Comedy has increasingly found a home at Latitude Festival, and this year is certainly no different. The vast arena dedicated to the art hosts the likes of Irish star Dylan Moran, who offers his tilted view on humanity, and stateside export Desiree Burch tells some particularly NSFW tales of her raunchy past.
The stage plays host to some of the biggest names in comedy, consistently filled to the brim. Tom Allen delivers one of the highlights of the weekend with his sharp wit and empowering honesty, pulling the audiences into his often sarcastic but always hilarious world.
Photo by Caitlin Mogridge
Nothing ends when the sun sets

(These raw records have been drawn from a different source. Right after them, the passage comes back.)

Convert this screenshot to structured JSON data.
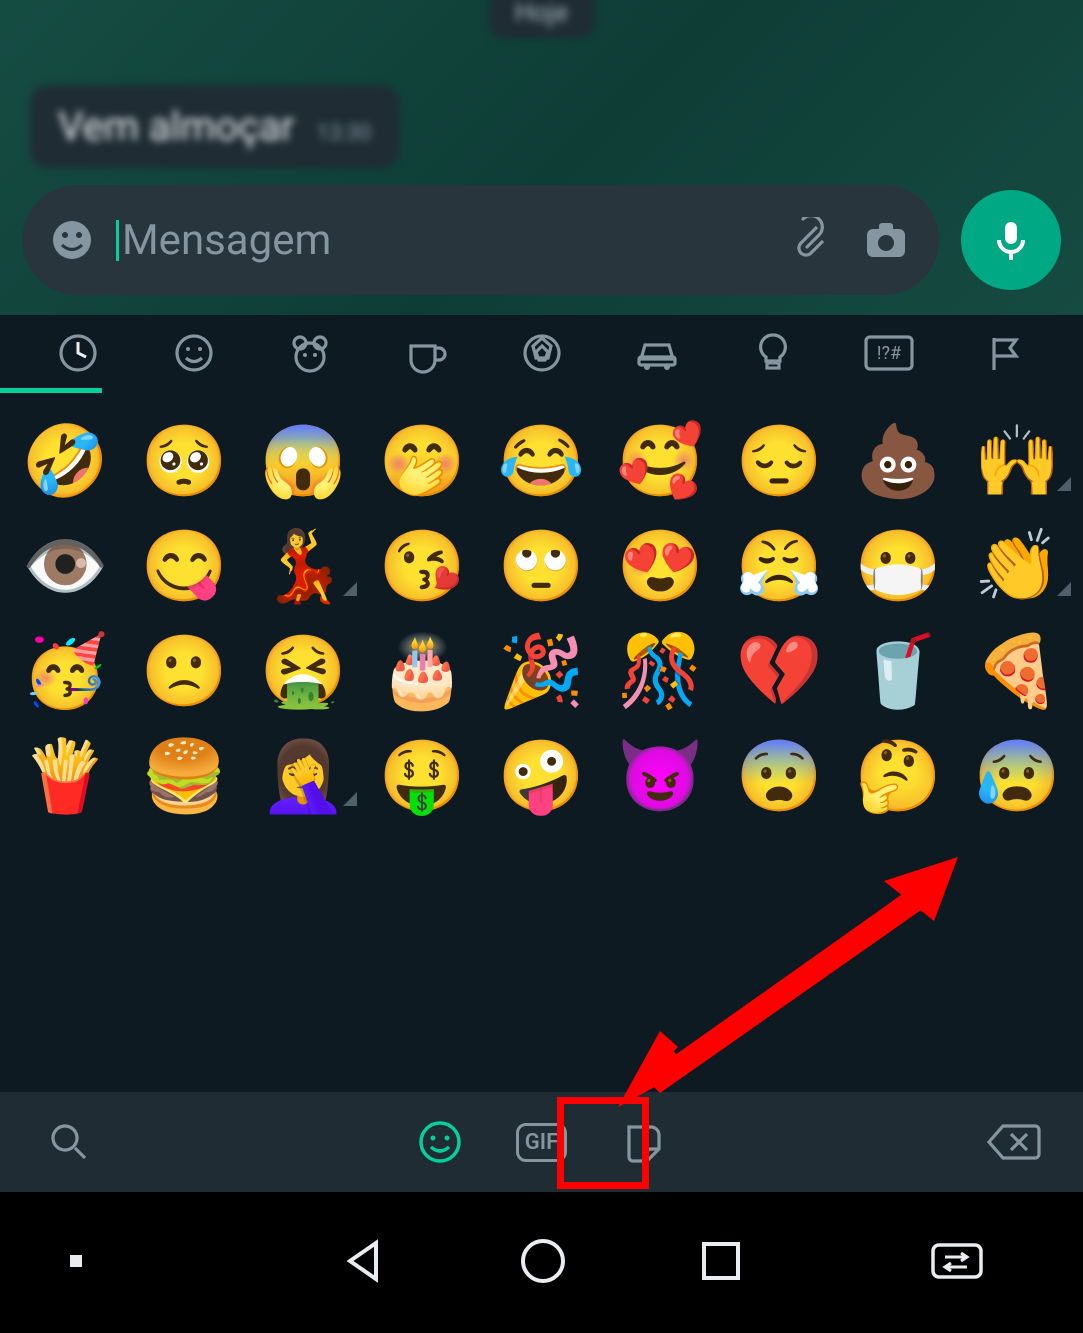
{
  "chat": {
    "date_badge": "Hoje",
    "incoming_message": {
      "text": "Vem almoçar",
      "time": "13:30"
    }
  },
  "composer": {
    "placeholder": "Mensagem",
    "icons": {
      "emoji": "emoji-icon",
      "attach": "paperclip-icon",
      "camera": "camera-icon",
      "mic": "mic-icon"
    }
  },
  "emoji_panel": {
    "categories": [
      {
        "id": "recent",
        "icon": "clock-icon",
        "active": true
      },
      {
        "id": "smileys",
        "icon": "smiley-icon",
        "active": false
      },
      {
        "id": "animals",
        "icon": "bear-icon",
        "active": false
      },
      {
        "id": "food",
        "icon": "cup-icon",
        "active": false
      },
      {
        "id": "activity",
        "icon": "soccer-icon",
        "active": false
      },
      {
        "id": "travel",
        "icon": "car-icon",
        "active": false
      },
      {
        "id": "objects",
        "icon": "lightbulb-icon",
        "active": false
      },
      {
        "id": "symbols",
        "icon": "symbols-icon",
        "active": false
      },
      {
        "id": "flags",
        "icon": "flag-icon",
        "active": false
      }
    ],
    "recent_emojis": [
      {
        "char": "🤣",
        "skin_tone": false
      },
      {
        "char": "🥺",
        "skin_tone": false
      },
      {
        "char": "😱",
        "skin_tone": false
      },
      {
        "char": "🤭",
        "skin_tone": false
      },
      {
        "char": "😂",
        "skin_tone": false
      },
      {
        "char": "🥰",
        "skin_tone": false
      },
      {
        "char": "😔",
        "skin_tone": false
      },
      {
        "char": "💩",
        "skin_tone": false
      },
      {
        "char": "🙌",
        "skin_tone": true
      },
      {
        "char": "👁️",
        "skin_tone": false
      },
      {
        "char": "😋",
        "skin_tone": false
      },
      {
        "char": "💃",
        "skin_tone": true
      },
      {
        "char": "😘",
        "skin_tone": false
      },
      {
        "char": "🙄",
        "skin_tone": false
      },
      {
        "char": "😍",
        "skin_tone": false
      },
      {
        "char": "😤",
        "skin_tone": false
      },
      {
        "char": "😷",
        "skin_tone": false
      },
      {
        "char": "👏",
        "skin_tone": true
      },
      {
        "char": "🥳",
        "skin_tone": false
      },
      {
        "char": "🙁",
        "skin_tone": false
      },
      {
        "char": "🤮",
        "skin_tone": false
      },
      {
        "char": "🎂",
        "skin_tone": false
      },
      {
        "char": "🎉",
        "skin_tone": false
      },
      {
        "char": "🎊",
        "skin_tone": false
      },
      {
        "char": "💔",
        "skin_tone": false
      },
      {
        "char": "🥤",
        "skin_tone": false
      },
      {
        "char": "🍕",
        "skin_tone": false
      },
      {
        "char": "🍟",
        "skin_tone": false
      },
      {
        "char": "🍔",
        "skin_tone": false
      },
      {
        "char": "🤦‍♀️",
        "skin_tone": true
      },
      {
        "char": "🤑",
        "skin_tone": false
      },
      {
        "char": "🤪",
        "skin_tone": false
      },
      {
        "char": "😈",
        "skin_tone": false
      },
      {
        "char": "😨",
        "skin_tone": false
      },
      {
        "char": "🤔",
        "skin_tone": false
      },
      {
        "char": "😰",
        "skin_tone": false
      }
    ]
  },
  "picker_bar": {
    "search": "search-icon",
    "tabs": [
      {
        "id": "emoji",
        "icon": "smiley-icon",
        "active": true
      },
      {
        "id": "gif",
        "label": "GIF",
        "icon": "gif-icon",
        "active": false
      },
      {
        "id": "sticker",
        "icon": "sticker-icon",
        "active": false
      }
    ],
    "backspace": "backspace-icon"
  },
  "annotation": {
    "highlight_target": "sticker-tab",
    "arrow_color": "#ff0000",
    "box_color": "#ff0000"
  },
  "android_nav": {
    "buttons": [
      "minimize",
      "back",
      "home",
      "recent",
      "switch"
    ]
  }
}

It’s not news that festivals are quite often equally about the evening entertainment, but at Latitude Festival the late night choices are seemingly endless. The Sunrise Arena, in the day host to the likes of IAMDDB, Porches and Japandroids, becomes a euphoric paradise. The Comedy Arena turns laughter into dancing hordes, hosting the likes of Masseoke and Friday night’s brilliant Guilty Pleasures. Many voices are lost here.
Yet at the festival’s fringes lies the more peculiar entertainment. The Cabaret Tent on Saturday sees truly surreal performances as part of Duckie’s Dirty Distopia, both poignant and brilliantly bizarre. The same evening The Town Hall fights for inclusivity as part of The Queer Migrant Takeover; an hedonistic yet powerful call for action through a blend of dance-floor fillers and raw performance art. Between all and much more, Latitude allows for a tailored late night experience, from a nightcap or tea at the tent to an all out barrage on the senses.
Photo by Matt Eachus
Food is king
Inviting Street Feast and Dinearama into the fold, Latitude Festival places as much emphasis on the stomach as it does on the ears and eyes. It’s entirely possible to spend three or four days sat in the al-fresco dining areas (we haven’t even touched on the table service restaurant tucked on the edge of the site).
The options are seemingly endless, from pasta served from a wheel of cheese to vegan delights, Thai street food to the most delicious bao buns (thanks Yum Bun) and so much more. There’s savouries, sweets and exotic delicacies unlikely to have made their way into festival fields in the past. Festival food might have a bad rep, but Latitude leads the charge in revolutionising these attitudes.
Photo by Matt Eachus
Big names meet small stars
The Killers effortlessly deliver one of the biggest sets of the weekend, leading their huge crowd (seemingly all of the festival have descended on the Obelisk Stage) with the likes of Human and the iconic Mr Brightside. The main stage also hosts the ever-amazing Jessie Ware, who mixes her powerful tones with her characteristic on-stage banter. Stateside sun-kissed indie cult legends Alvvays bring the sunshine into the BBC Music Stage tent, while Preoccupations deliver a mesmerising heavy dirge on the Sunrise Arena.
Elsewhere, Latitude 2018 welcomes some serious emerging talent, from Rothwell’s pop-perfection on The Alcove – a tent somewhat like a village fete with some seriously weighty talent – to the compelling social commentary of Newcastle’s Nadine Shah in the Music and Film Arena.On The Lake Stage, rising stars whenyoung deliver an easy highlight as they launch into this year’s brilliant Pretty Pure. Much of the festival’s delights lie in the surprise discovery, of which there are countless.
With so much to see and do, Latitude offers a unique experience year on year. Organisers have just confirmed that the event will return to Henham Park from 18 – 21 July 2019, with tickets available soon.
Keep your eyes on Ticketmaster.co.uk to be one of the first to know when Latitude 2019 go on sale.
Cover image by Caitlin Mogridge | All photos courtesy of Latitude Festival